(Task brief) Would you output all the data exactly as it stands?

(Source records)
--- START ---
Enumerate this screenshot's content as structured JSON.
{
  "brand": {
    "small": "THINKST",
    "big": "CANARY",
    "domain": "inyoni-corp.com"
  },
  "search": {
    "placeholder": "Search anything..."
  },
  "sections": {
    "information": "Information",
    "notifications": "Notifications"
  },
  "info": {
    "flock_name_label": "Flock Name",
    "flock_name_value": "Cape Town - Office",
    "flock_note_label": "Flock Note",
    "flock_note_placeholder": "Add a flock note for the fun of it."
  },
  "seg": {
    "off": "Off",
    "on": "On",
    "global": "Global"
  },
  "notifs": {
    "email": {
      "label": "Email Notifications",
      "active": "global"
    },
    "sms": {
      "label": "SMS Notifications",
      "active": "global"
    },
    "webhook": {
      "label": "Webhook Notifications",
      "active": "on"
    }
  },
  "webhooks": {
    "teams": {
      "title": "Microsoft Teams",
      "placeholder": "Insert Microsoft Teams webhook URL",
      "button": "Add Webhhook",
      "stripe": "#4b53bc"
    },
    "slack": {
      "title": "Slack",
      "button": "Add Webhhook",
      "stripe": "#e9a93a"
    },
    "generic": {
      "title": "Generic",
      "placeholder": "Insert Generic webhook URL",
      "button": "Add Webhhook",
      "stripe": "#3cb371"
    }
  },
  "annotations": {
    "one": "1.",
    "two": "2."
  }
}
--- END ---
(The answer)
Enumerate this screenshot's content as structured JSON.
{
  "brand": {
    "small": "THINKST",
    "big": "CANARY",
    "domain": "inyoni-corp.com"
  },
  "search": {
    "placeholder": "Search anything..."
  },
  "sections": {
    "information": "Information",
    "notifications": "Notifications"
  },
  "info": {
    "flock_name_label": "Flock Name",
    "flock_name_value": "Cape Town - Office",
    "flock_note_label": "Flock Note",
    "flock_note_placeholder": "Add a flock note for the fun of it."
  },
  "seg": {
    "off": "Off",
    "on": "On",
    "global": "Global"
  },
  "notifs": {
    "email": {
      "label": "Email Notifications",
      "active": "global"
    },
    "sms": {
      "label": "SMS Notifications",
      "active": "global"
    },
    "webhook": {
      "label": "Webhook Notifications",
      "active": "on"
    }
  },
  "webhooks": {
    "teams": {
      "title": "Microsoft Teams",
      "placeholder": "Insert Microsoft Teams webhook URL",
      "button": "Add Webhhook",
      "stripe": "#4b53bc"
    },
    "slack": {
      "title": "Slack",
      "button": "Add Webhhook",
      "stripe": "#e9a93a"
    },
    "generic": {
      "title": "Generic",
      "placeholder": "Insert Generic webhook URL",
      "button": "Add Webhhook",
      "stripe": "#3cb371"
    }
  },
  "annotations": {
    "one": "1.",
    "two": "2."
  }
}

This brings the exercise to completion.